Finding a dearth of daring VCs in the desert, Rafai sought more fertile ground in Silicon Valley. Giving himself just one month to secure funding, the entrepreneur filled his schedule with networking, meetings and pitches. He won six rounds in a row and found himself in conversation with Joy Ajlouny, an American-Palestinian Silicon Valley entrepreneur. “She came on board as Co-founder and, with the help of her connections, last July New Enterprise Associates (NEA) took us under their wing,” Rafai recalls.
It was a victorious play: Fetchr raised US$11 million in series A funding, led by NEA. The investment was the largest ever received by a start-up in the Middle East from US based venture funds for a Series A. NEA’s Chairman even sits on the Fetchr board, something Rafai still cannot quite believe: “he has really taken a chance on us. NEA has a tremendous track record; 28 per cent of companies they invest in go to IPO, so all eyes are on us!” With Mobily, the Saudi-based venture capital arm of Eti-had Etisalat, announcing that it too was investing in Fetchr last August, it seems the company has found the support it was looking for.
Regulations and red tape
Indeed, it is encouraging to see local VCs take an interest in the platform, especially since it was nearly strangled by the strict rules that govern doing in the Middle East. “Regulations can be a real challenge,” Rafai notes, “Dubai is trying very hard to make business better here, but the reality is that the environment can very nearly kill a start-up,” he continues. Shareholder agreements, trade and office licenses all need to be authorised and paid for before a business can even begin trading. “If you raise US$200,000 in a venture capital round you will probably spend half of it on legal fees to just get past the red tape,” the founder laments. He claims the situation improves as the business grows, but this too is easier said than done.
“It can be hard to scale a business in the UAE,” he asserts. For a while Rafai had to press pause on Fetchr’s growth as he wrestled with local legislation. In Dubai World Central (DWC), the free zone Fetchr is registered under, the number of visas a company is allocated corresponds with the square footage of the office space. For an e-commerce courier company this threw a major spanner in the works. Why would Fetchr want extra offices when the majority of its 600 odd employees spend the day out delivering parcels? “It was a ridiculous prospect for us, but thankfully DWC has been very flexible and understanding,” Rafai explains.

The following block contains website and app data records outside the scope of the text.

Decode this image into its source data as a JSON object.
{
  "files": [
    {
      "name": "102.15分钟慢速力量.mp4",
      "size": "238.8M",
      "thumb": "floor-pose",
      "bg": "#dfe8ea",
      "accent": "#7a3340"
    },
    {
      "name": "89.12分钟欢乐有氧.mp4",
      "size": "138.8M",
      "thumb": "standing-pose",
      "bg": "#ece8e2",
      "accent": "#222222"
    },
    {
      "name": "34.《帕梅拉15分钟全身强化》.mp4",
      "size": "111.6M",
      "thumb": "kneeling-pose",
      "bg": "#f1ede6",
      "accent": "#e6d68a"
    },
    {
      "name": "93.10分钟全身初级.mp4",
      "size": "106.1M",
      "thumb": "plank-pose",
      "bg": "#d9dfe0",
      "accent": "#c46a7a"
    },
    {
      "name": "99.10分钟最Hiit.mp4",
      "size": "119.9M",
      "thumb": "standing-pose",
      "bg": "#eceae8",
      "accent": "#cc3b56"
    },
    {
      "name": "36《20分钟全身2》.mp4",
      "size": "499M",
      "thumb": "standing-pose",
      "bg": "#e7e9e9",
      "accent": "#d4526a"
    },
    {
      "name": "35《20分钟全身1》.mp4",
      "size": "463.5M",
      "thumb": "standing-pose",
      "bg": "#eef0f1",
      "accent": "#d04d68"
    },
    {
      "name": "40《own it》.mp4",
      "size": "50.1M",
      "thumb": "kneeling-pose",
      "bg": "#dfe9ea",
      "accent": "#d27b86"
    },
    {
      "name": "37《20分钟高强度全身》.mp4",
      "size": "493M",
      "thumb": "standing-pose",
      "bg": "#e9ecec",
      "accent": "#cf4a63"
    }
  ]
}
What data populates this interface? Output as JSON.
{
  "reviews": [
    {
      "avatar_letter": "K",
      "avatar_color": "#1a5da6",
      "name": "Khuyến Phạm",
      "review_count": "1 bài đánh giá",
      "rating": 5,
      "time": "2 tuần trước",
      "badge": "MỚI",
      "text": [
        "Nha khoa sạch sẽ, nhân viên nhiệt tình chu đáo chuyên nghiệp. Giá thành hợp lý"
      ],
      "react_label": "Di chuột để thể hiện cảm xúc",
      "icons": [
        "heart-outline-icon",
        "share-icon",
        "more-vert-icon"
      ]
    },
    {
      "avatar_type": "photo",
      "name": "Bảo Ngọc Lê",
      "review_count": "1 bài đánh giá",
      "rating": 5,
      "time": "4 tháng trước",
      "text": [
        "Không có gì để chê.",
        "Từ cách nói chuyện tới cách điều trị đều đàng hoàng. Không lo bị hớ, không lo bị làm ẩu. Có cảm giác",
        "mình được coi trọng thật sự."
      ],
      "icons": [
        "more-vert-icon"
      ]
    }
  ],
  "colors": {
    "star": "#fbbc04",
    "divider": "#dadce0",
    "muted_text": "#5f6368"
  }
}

Having successfully jumped through Dubai’s many hoops and satisfied all the small print, Fetchr is ready to fly. Literally. Rafai is determined to drop pins in eight new countries between now and the end of 2017. And although the Middle East is the main target, the founder wants to dispatch operations outside MENA too. “We’re growing very fast and doubling every few months – we just need the network effect now,” he explains. There can be little doubt about the product’s potential to perform abroad. Its appeal is universal. In the past decade consumer behaviour has changed beyond recognition; any company flexible enough to cater to new habits stands to benefit. Still unconvinced? We’ll let you mull it over while we catch an Uber to our Airbnb accommodation.